TASK OBJECTIVE
Omit the images and reproduce the rest of the entries exactly.

PROVIDED DATA
--------

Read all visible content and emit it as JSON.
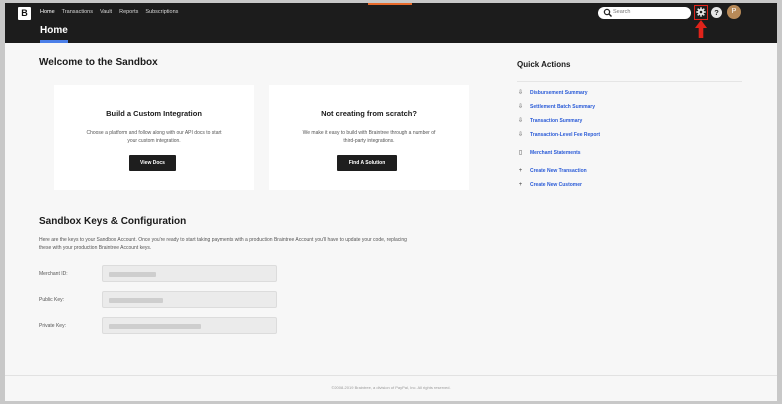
{
  "header": {
    "logo": "B",
    "nav": [
      "Home",
      "Transactions",
      "Vault",
      "Reports",
      "Subscriptions"
    ],
    "page_title": "Home",
    "search_placeholder": "Search",
    "avatar_initial": "P",
    "help": "?",
    "accent_color": "#4b7fe8",
    "highlight_color": "#e0231a"
  },
  "welcome": {
    "title": "Welcome to the Sandbox",
    "cards": [
      {
        "title": "Build a Custom Integration",
        "desc_lines": [
          "Choose a platform and follow along with our API docs to start",
          "your custom integration."
        ],
        "button": "View Docs"
      },
      {
        "title": "Not creating from scratch?",
        "desc_lines": [
          "We make it easy to build with Braintree through a number of",
          "third-party integrations."
        ],
        "button": "Find A Solution"
      }
    ]
  },
  "keys": {
    "title": "Sandbox Keys & Configuration",
    "desc_lines": [
      "Here are the keys to your Sandbox Account. Once you're ready to start taking payments with a production Braintree Account you'll have to update your code, replacing",
      "these with your production Braintree Account keys."
    ],
    "fields": [
      {
        "label": "Merchant ID:",
        "mask_fraction": 0.27
      },
      {
        "label": "Public Key:",
        "mask_fraction": 0.31
      },
      {
        "label": "Private Key:",
        "mask_fraction": 0.53
      }
    ]
  },
  "quick_actions": {
    "title": "Quick Actions",
    "items": [
      {
        "label": "Disbursement Summary",
        "icon": "download-icon"
      },
      {
        "label": "Settlement Batch Summary",
        "icon": "download-icon"
      },
      {
        "label": "Transaction Summary",
        "icon": "download-icon"
      },
      {
        "label": "Transaction-Level Fee Report",
        "icon": "download-icon"
      },
      {
        "label": "Merchant Statements",
        "icon": "document-icon"
      },
      {
        "label": "Create New Transaction",
        "icon": "plus-icon"
      },
      {
        "label": "Create New Customer",
        "icon": "plus-icon"
      }
    ]
  },
  "footer": {
    "text": "©2008-2019 Braintree, a division of PayPal, Inc. All rights reserved."
  }
}
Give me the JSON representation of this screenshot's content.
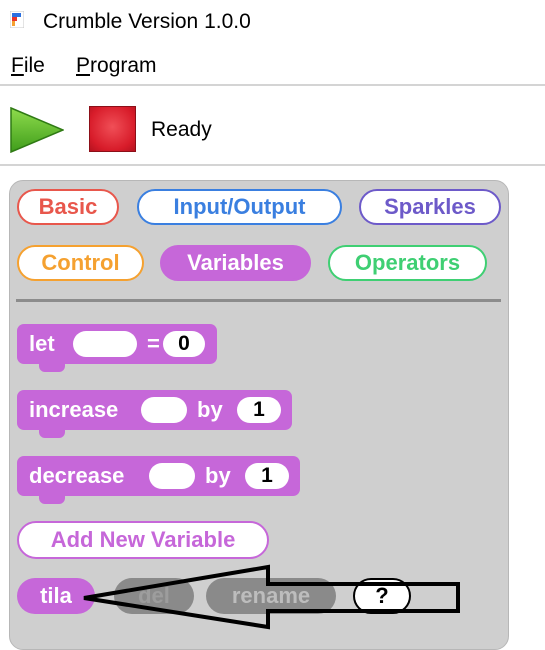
{
  "window": {
    "title": "Crumble Version 1.0.0"
  },
  "menu": {
    "file_label": "File",
    "file_mnemonic": "F",
    "file_rest": "ile",
    "program_label": "Program",
    "program_mnemonic": "P",
    "program_rest": "rogram"
  },
  "toolbar": {
    "play_icon": "play-icon",
    "stop_icon": "stop-icon",
    "status": "Ready"
  },
  "categories": [
    {
      "label": "Basic",
      "color": "#e8574c",
      "active": false
    },
    {
      "label": "Input/Output",
      "color": "#3a7fe0",
      "active": false
    },
    {
      "label": "Sparkles",
      "color": "#6d5ac9",
      "active": false
    },
    {
      "label": "Control",
      "color": "#f5a130",
      "active": false
    },
    {
      "label": "Variables",
      "color": "#c667d9",
      "active": true
    },
    {
      "label": "Operators",
      "color": "#3fcf73",
      "active": false
    }
  ],
  "blocks": {
    "let": {
      "keyword": "let",
      "equals": "=",
      "value": "0"
    },
    "increase": {
      "keyword": "increase",
      "by": "by",
      "value": "1"
    },
    "decrease": {
      "keyword": "decrease",
      "by": "by",
      "value": "1"
    }
  },
  "add_variable_label": "Add New Variable",
  "variable_actions": {
    "variable_name": "tila",
    "delete_label": "del",
    "rename_label": "rename",
    "help_label": "?"
  },
  "colors": {
    "variables_accent": "#c667d9",
    "stop_red": "#d81c2a",
    "play_green": "#5bbf2e"
  }
}
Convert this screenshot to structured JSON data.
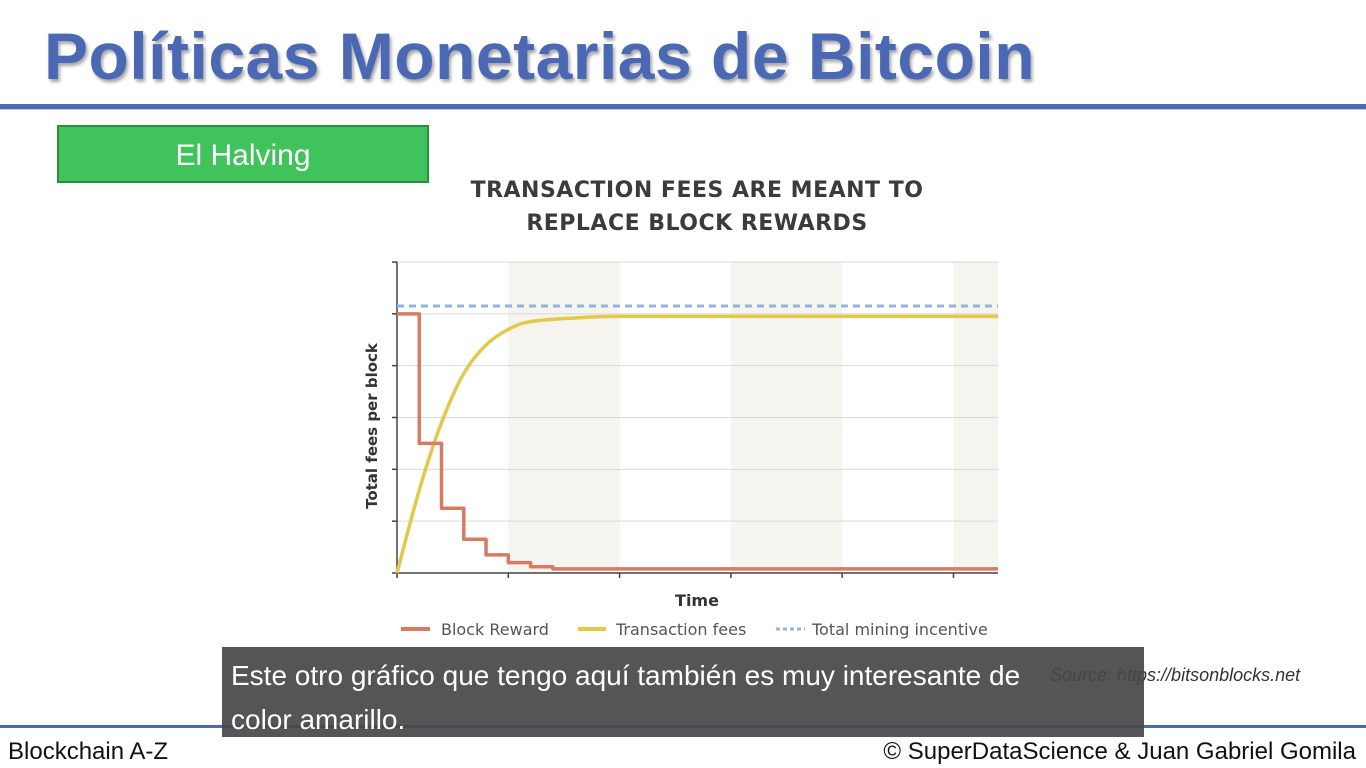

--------

ANSWER SPACE
Read all visible content and emit it as JSON.
{
  "header": {
    "logo": "B",
    "nav": [
      "Home",
      "Transactions",
      "Vault",
      "Reports",
      "Subscriptions"
    ],
    "page_title": "Home",
    "search_placeholder": "Search",
    "avatar_initial": "P",
    "help": "?",
    "accent_color": "#4b7fe8",
    "highlight_color": "#e0231a"
  },
  "welcome": {
    "title": "Welcome to the Sandbox",
    "cards": [
      {
        "title": "Build a Custom Integration",
        "desc_lines": [
          "Choose a platform and follow along with our API docs to start",
          "your custom integration."
        ],
        "button": "View Docs"
      },
      {
        "title": "Not creating from scratch?",
        "desc_lines": [
          "We make it easy to build with Braintree through a number of",
          "third-party integrations."
        ],
        "button": "Find A Solution"
      }
    ]
  },
  "keys": {
    "title": "Sandbox Keys & Configuration",
    "desc_lines": [
      "Here are the keys to your Sandbox Account. Once you're ready to start taking payments with a production Braintree Account you'll have to update your code, replacing",
      "these with your production Braintree Account keys."
    ],
    "fields": [
      {
        "label": "Merchant ID:",
        "mask_fraction": 0.27
      },
      {
        "label": "Public Key:",
        "mask_fraction": 0.31
      },
      {
        "label": "Private Key:",
        "mask_fraction": 0.53
      }
    ]
  },
  "quick_actions": {
    "title": "Quick Actions",
    "items": [
      {
        "label": "Disbursement Summary",
        "icon": "download-icon"
      },
      {
        "label": "Settlement Batch Summary",
        "icon": "download-icon"
      },
      {
        "label": "Transaction Summary",
        "icon": "download-icon"
      },
      {
        "label": "Transaction-Level Fee Report",
        "icon": "download-icon"
      },
      {
        "label": "Merchant Statements",
        "icon": "document-icon"
      },
      {
        "label": "Create New Transaction",
        "icon": "plus-icon"
      },
      {
        "label": "Create New Customer",
        "icon": "plus-icon"
      }
    ]
  },
  "footer": {
    "text": "©2008-2019 Braintree, a division of PayPal, Inc. All rights reserved."
  }
}
Give me the JSON representation of this screenshot's content.
{
  "window": {
    "title": "Crumble Version 1.0.0"
  },
  "menu": {
    "file_label": "File",
    "file_mnemonic": "F",
    "file_rest": "ile",
    "program_label": "Program",
    "program_mnemonic": "P",
    "program_rest": "rogram"
  },
  "toolbar": {
    "play_icon": "play-icon",
    "stop_icon": "stop-icon",
    "status": "Ready"
  },
  "categories": [
    {
      "label": "Basic",
      "color": "#e8574c",
      "active": false
    },
    {
      "label": "Input/Output",
      "color": "#3a7fe0",
      "active": false
    },
    {
      "label": "Sparkles",
      "color": "#6d5ac9",
      "active": false
    },
    {
      "label": "Control",
      "color": "#f5a130",
      "active": false
    },
    {
      "label": "Variables",
      "color": "#c667d9",
      "active": true
    },
    {
      "label": "Operators",
      "color": "#3fcf73",
      "active": false
    }
  ],
  "blocks": {
    "let": {
      "keyword": "let",
      "equals": "=",
      "value": "0"
    },
    "increase": {
      "keyword": "increase",
      "by": "by",
      "value": "1"
    },
    "decrease": {
      "keyword": "decrease",
      "by": "by",
      "value": "1"
    }
  },
  "add_variable_label": "Add New Variable",
  "variable_actions": {
    "variable_name": "tila",
    "delete_label": "del",
    "rename_label": "rename",
    "help_label": "?"
  },
  "colors": {
    "variables_accent": "#c667d9",
    "stop_red": "#d81c2a",
    "play_green": "#5bbf2e"
  }
}
Convert this screenshot to structured JSON data.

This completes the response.